* What is being asked
Every record that follows should be copied exactly. No picture belongs in the copy.

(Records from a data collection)

▼

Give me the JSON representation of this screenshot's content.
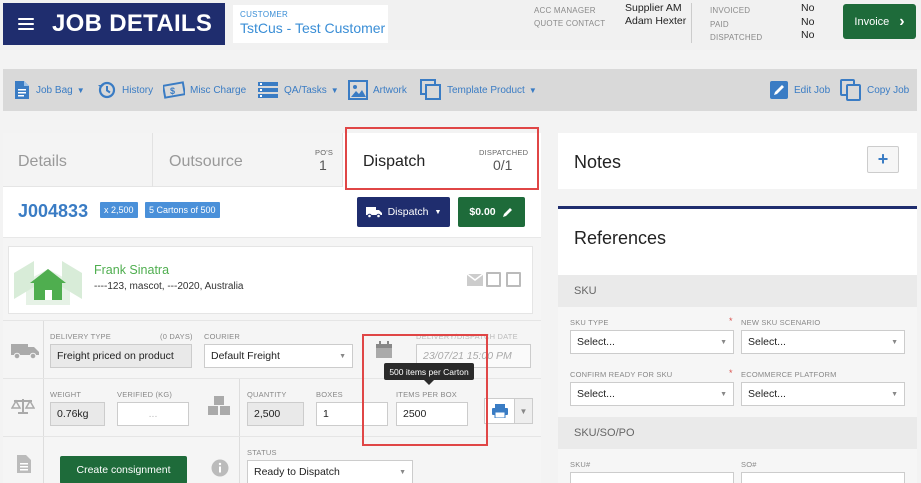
{
  "header": {
    "title": "JOB DETAILS",
    "customer_label": "CUSTOMER",
    "customer_name": "TstCus - Test Customer",
    "acc_manager_label": "ACC MANAGER",
    "acc_manager_value": "Supplier AM",
    "quote_contact_label": "QUOTE CONTACT",
    "quote_contact_value": "Adam Hexter",
    "invoiced_label": "INVOICED",
    "invoiced_value": "No",
    "paid_label": "PAID",
    "paid_value": "No",
    "dispatched_label": "DISPATCHED",
    "dispatched_value": "No",
    "invoice_button": "Invoice"
  },
  "toolbar": {
    "items": [
      {
        "label": "Job Bag",
        "icon": "document-icon",
        "dropdown": true
      },
      {
        "label": "History",
        "icon": "history-icon",
        "dropdown": false
      },
      {
        "label": "Misc Charge",
        "icon": "money-icon",
        "dropdown": false
      },
      {
        "label": "QA/Tasks",
        "icon": "tasks-icon",
        "dropdown": true
      },
      {
        "label": "Artwork",
        "icon": "image-icon",
        "dropdown": false
      },
      {
        "label": "Template Product",
        "icon": "copy-icon",
        "dropdown": true
      },
      {
        "label": "Edit Job",
        "icon": "edit-icon",
        "dropdown": false
      },
      {
        "label": "Copy Job",
        "icon": "copy-job-icon",
        "dropdown": false
      }
    ]
  },
  "tabs": {
    "details": "Details",
    "outsource": "Outsource",
    "pos_label": "PO'S",
    "pos_value": "1",
    "dispatch": "Dispatch",
    "dispatched_label": "DISPATCHED",
    "dispatched_value": "0/1"
  },
  "job": {
    "number": "J004833",
    "quantity_badge": "x 2,500",
    "cartons_badge": "5 Cartons of 500",
    "dispatch_button": "Dispatch",
    "amount_button": "$0.00"
  },
  "contact": {
    "name": "Frank Sinatra",
    "address": "----123, mascot, ---2020, Australia"
  },
  "delivery": {
    "type_label": "DELIVERY TYPE",
    "days_label": "(0 DAYS)",
    "type_value": "Freight priced on product",
    "courier_label": "COURIER",
    "courier_value": "Default Freight",
    "date_label": "DELIVERY/DISPATCH DATE",
    "date_value": "23/07/21 15:00 PM"
  },
  "weights": {
    "weight_label": "WEIGHT",
    "weight_value": "0.76kg",
    "verified_label": "VERIFIED (KG)",
    "verified_placeholder": "...",
    "quantity_label": "QUANTITY",
    "quantity_value": "2,500",
    "boxes_label": "BOXES",
    "boxes_value": "1",
    "items_label": "ITEMS PER BOX",
    "items_value": "2500",
    "tooltip": "500 items per Carton"
  },
  "consignment": {
    "create_button": "Create consignment",
    "status_label": "STATUS",
    "status_value": "Ready to Dispatch"
  },
  "notes": {
    "title": "Notes",
    "add_button": "+"
  },
  "references": {
    "title": "References",
    "sku_section": "SKU",
    "sku_type_label": "SKU TYPE",
    "sku_type_value": "Select...",
    "new_sku_label": "NEW SKU SCENARIO",
    "new_sku_value": "Select...",
    "confirm_label": "CONFIRM READY FOR SKU",
    "confirm_value": "Select...",
    "platform_label": "ECOMMERCE PLATFORM",
    "platform_value": "Select...",
    "required_mark": "*",
    "skusopo_section": "SKU/SO/PO",
    "sku_no_label": "SKU#",
    "so_no_label": "SO#"
  }
}
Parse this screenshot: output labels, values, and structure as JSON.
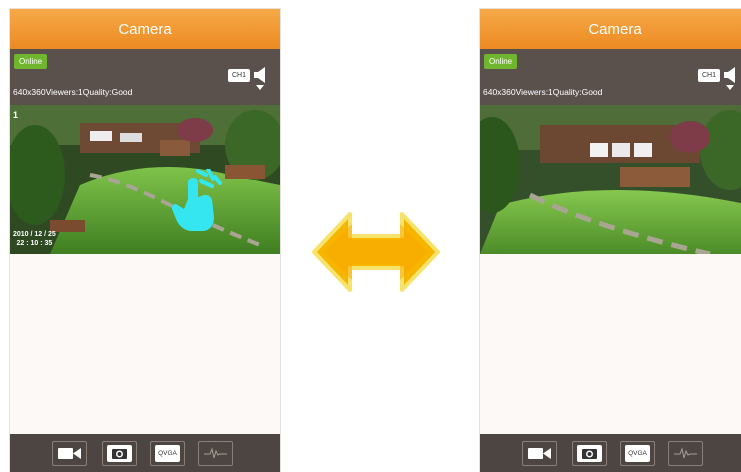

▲

* Result of this task
Give me the JSON representation of this screenshot's content.
{
  "header": {
    "title": "JOB DETAILS",
    "customer_label": "CUSTOMER",
    "customer_name": "TstCus - Test Customer",
    "acc_manager_label": "ACC MANAGER",
    "acc_manager_value": "Supplier AM",
    "quote_contact_label": "QUOTE CONTACT",
    "quote_contact_value": "Adam Hexter",
    "invoiced_label": "INVOICED",
    "invoiced_value": "No",
    "paid_label": "PAID",
    "paid_value": "No",
    "dispatched_label": "DISPATCHED",
    "dispatched_value": "No",
    "invoice_button": "Invoice"
  },
  "toolbar": {
    "items": [
      {
        "label": "Job Bag",
        "icon": "document-icon",
        "dropdown": true
      },
      {
        "label": "History",
        "icon": "history-icon",
        "dropdown": false
      },
      {
        "label": "Misc Charge",
        "icon": "money-icon",
        "dropdown": false
      },
      {
        "label": "QA/Tasks",
        "icon": "tasks-icon",
        "dropdown": true
      },
      {
        "label": "Artwork",
        "icon": "image-icon",
        "dropdown": false
      },
      {
        "label": "Template Product",
        "icon": "copy-icon",
        "dropdown": true
      },
      {
        "label": "Edit Job",
        "icon": "edit-icon",
        "dropdown": false
      },
      {
        "label": "Copy Job",
        "icon": "copy-job-icon",
        "dropdown": false
      }
    ]
  },
  "tabs": {
    "details": "Details",
    "outsource": "Outsource",
    "pos_label": "PO'S",
    "pos_value": "1",
    "dispatch": "Dispatch",
    "dispatched_label": "DISPATCHED",
    "dispatched_value": "0/1"
  },
  "job": {
    "number": "J004833",
    "quantity_badge": "x 2,500",
    "cartons_badge": "5 Cartons of 500",
    "dispatch_button": "Dispatch",
    "amount_button": "$0.00"
  },
  "contact": {
    "name": "Frank Sinatra",
    "address": "----123, mascot, ---2020, Australia"
  },
  "delivery": {
    "type_label": "DELIVERY TYPE",
    "days_label": "(0 DAYS)",
    "type_value": "Freight priced on product",
    "courier_label": "COURIER",
    "courier_value": "Default Freight",
    "date_label": "DELIVERY/DISPATCH DATE",
    "date_value": "23/07/21 15:00 PM"
  },
  "weights": {
    "weight_label": "WEIGHT",
    "weight_value": "0.76kg",
    "verified_label": "VERIFIED (KG)",
    "verified_placeholder": "...",
    "quantity_label": "QUANTITY",
    "quantity_value": "2,500",
    "boxes_label": "BOXES",
    "boxes_value": "1",
    "items_label": "ITEMS PER BOX",
    "items_value": "2500",
    "tooltip": "500 items per Carton"
  },
  "consignment": {
    "create_button": "Create consignment",
    "status_label": "STATUS",
    "status_value": "Ready to Dispatch"
  },
  "notes": {
    "title": "Notes",
    "add_button": "+"
  },
  "references": {
    "title": "References",
    "sku_section": "SKU",
    "sku_type_label": "SKU TYPE",
    "sku_type_value": "Select...",
    "new_sku_label": "NEW SKU SCENARIO",
    "new_sku_value": "Select...",
    "confirm_label": "CONFIRM READY FOR SKU",
    "confirm_value": "Select...",
    "platform_label": "ECOMMERCE PLATFORM",
    "platform_value": "Select...",
    "required_mark": "*",
    "skusopo_section": "SKU/SO/PO",
    "sku_no_label": "SKU#",
    "so_no_label": "SO#"
  }
}
Parse this screenshot: output labels, values, and structure as JSON.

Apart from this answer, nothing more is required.